Remembering when their goals and ambitions were limited to “get it open, stay open, don’t cry,” they nonetheless have 75 employees now, many of whom are dedicated to packing pints and making cones. The best-selling flavor remains Secret Breakfast, a combination of toasted corn flakes and bourbon that is also a boon to the scoopers’ wrists, since the presence of alcohol means it never fully hardens. Blue Bottle Vietnamese Coffee remains a close second, and Malted Milk Chocolate isn’t far behind. (It’s difficult to make, but Chocolate Smoked Sea Salt was always my favorite flavor, and it’s usually found in pint form these days.)
Godby, whose last job before this was as a pastry chef at Coi, creates “90 percent” of the flavors himself, and some are more popular than others. The prosciutto ice cream that so repelled and attracted people way back when is more of a novelty than anything. It was always a struggle to get people interested in Salt & Pepper — which tastes fine enough on its own, but it’s strength is that it makes other flavors pop — and by Godby’s own admission, Brown Sugar Fennel could be described as “everybody who tastes it, loves it, but nobody wants to try it.” But others, like After School Special — chocolate-covered potato chips in vanilla ice cream, with a caramel ribbon, and originally only available at the now-defunct Valencia Street restaurant Spork — have thrived. A decade on, Humphry Slocombe is something of an O.G. player in what you might call “third-wave ice cream,” with more than a few imitators in other cities.
“There’s room for everyone,” Godby says, displaying a picture on his phone of an ice-cream shop in New York with an obvious Secret Breakfast knockoff. “But some people are a little more blatant about it. I feel like we were in front of a trend, and now people are following a trend.”
Ever the more extraverted of the two, Vahey adds, “It definitely feels like an honor to be listed up there with Bi-Rite.”

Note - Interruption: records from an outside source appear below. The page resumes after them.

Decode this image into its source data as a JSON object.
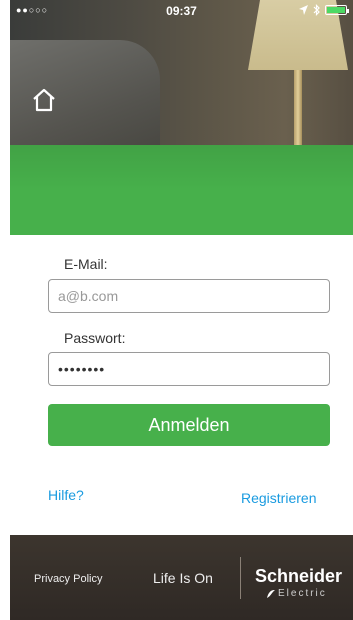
{
  "status_bar": {
    "signal": "●●○○○",
    "time": "09:37"
  },
  "form": {
    "email_label": "E-Mail:",
    "email_placeholder": "a@b.com",
    "password_label": "Passwort:",
    "password_value": "••••••••",
    "login_label": "Anmelden"
  },
  "links": {
    "help": "Hilfe?",
    "register": "Registrieren"
  },
  "footer": {
    "privacy": "Privacy Policy",
    "tagline": "Life Is On",
    "brand": "Schneider",
    "brand_sub": "Electric"
  },
  "colors": {
    "accent_green": "#47b04b",
    "link_blue": "#1a9be0",
    "footer_bg": "#3c352e"
  }
}
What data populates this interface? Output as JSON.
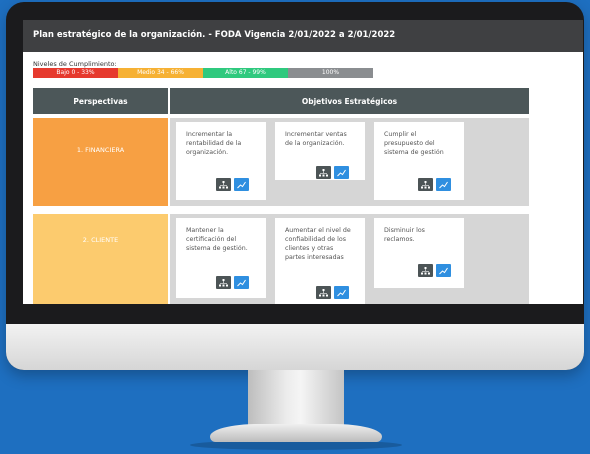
{
  "page": {
    "title": "Plan estratégico de la organización. - FODA Vigencia 2/01/2022 a 2/01/2022",
    "levels_label": "Niveles de Cumplimiento:",
    "levels": [
      {
        "label": "Bajo 0 - 33%",
        "color": "#e63a2e"
      },
      {
        "label": "Medio 34 - 66%",
        "color": "#f6b134"
      },
      {
        "label": "Alto 67 - 99%",
        "color": "#2fc97e"
      },
      {
        "label": "100%",
        "color": "#8a8d90"
      }
    ]
  },
  "table": {
    "col_perspectives": "Perspectivas",
    "col_objectives": "Objetivos Estratégicos"
  },
  "perspectives": [
    {
      "name": "1. FINANCIERA",
      "color": "#f7a043",
      "objectives": [
        "Incrementar la rentabilidad de la organización.",
        "Incrementar ventas de la organización.",
        "Cumplir el presupuesto del sistema de gestión"
      ]
    },
    {
      "name": "2. CLIENTE",
      "color": "#fccb6e",
      "objectives": [
        "Mantener la certificación del sistema de gestión.",
        "Aumentar el nivel de confiabilidad de los clientes y otras partes interesadas",
        "Disminuir los reclamos."
      ]
    }
  ],
  "icons": {
    "hierarchy": "hierarchy-icon",
    "chart": "chart-icon"
  }
}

So if you ever stumble upon a boozy flavor called “Grandpa’s Breakfast” or “Breakfast of Champions,” you know where it came from. And for all the occasional hype, it is excellent ice cream — and they keep coming up with ideas. Harvey Milk (vanilla with honey and graham crackers) and an Earl-Grey-with-burnt-lemon flavor called Volta after the Cirque du Soleil show of the same name are also big, and along with many of the greatest hits they’ll be available all month in the run-up to the 10th anniversary, which culminates in a party on Friday, Dec. 28 from noon to midnight. The Mission shop will have free scoops — with a $1 suggested donation to the food-delivery nonprofit Project Open Hand — plus improved flavors like Government Cheez-It, a play on Jake’s pow-orange cheese ice cream, only with some enriched-flour Kellogg crackers in there. It’s part of a five-scoop “charcuterie board” for $7.50.
No matter what, it can’t freak people out more than the adorable, two-headed bovine monstrosity, which is still on loan from its original owners.
“I remember kids being startled and parents being like, ‘Don’t look!’ Then the kids are like, ‘Make me!’ I think we’re weirdos and it’s such a fun, weird thing to have.”
Humphry Slocombe’s 10th Anniversary Party, Friday, Dec. 28, noon-midnight, at 2790A Harrison St. Free, 415-550-5971 or humphryslocombe.com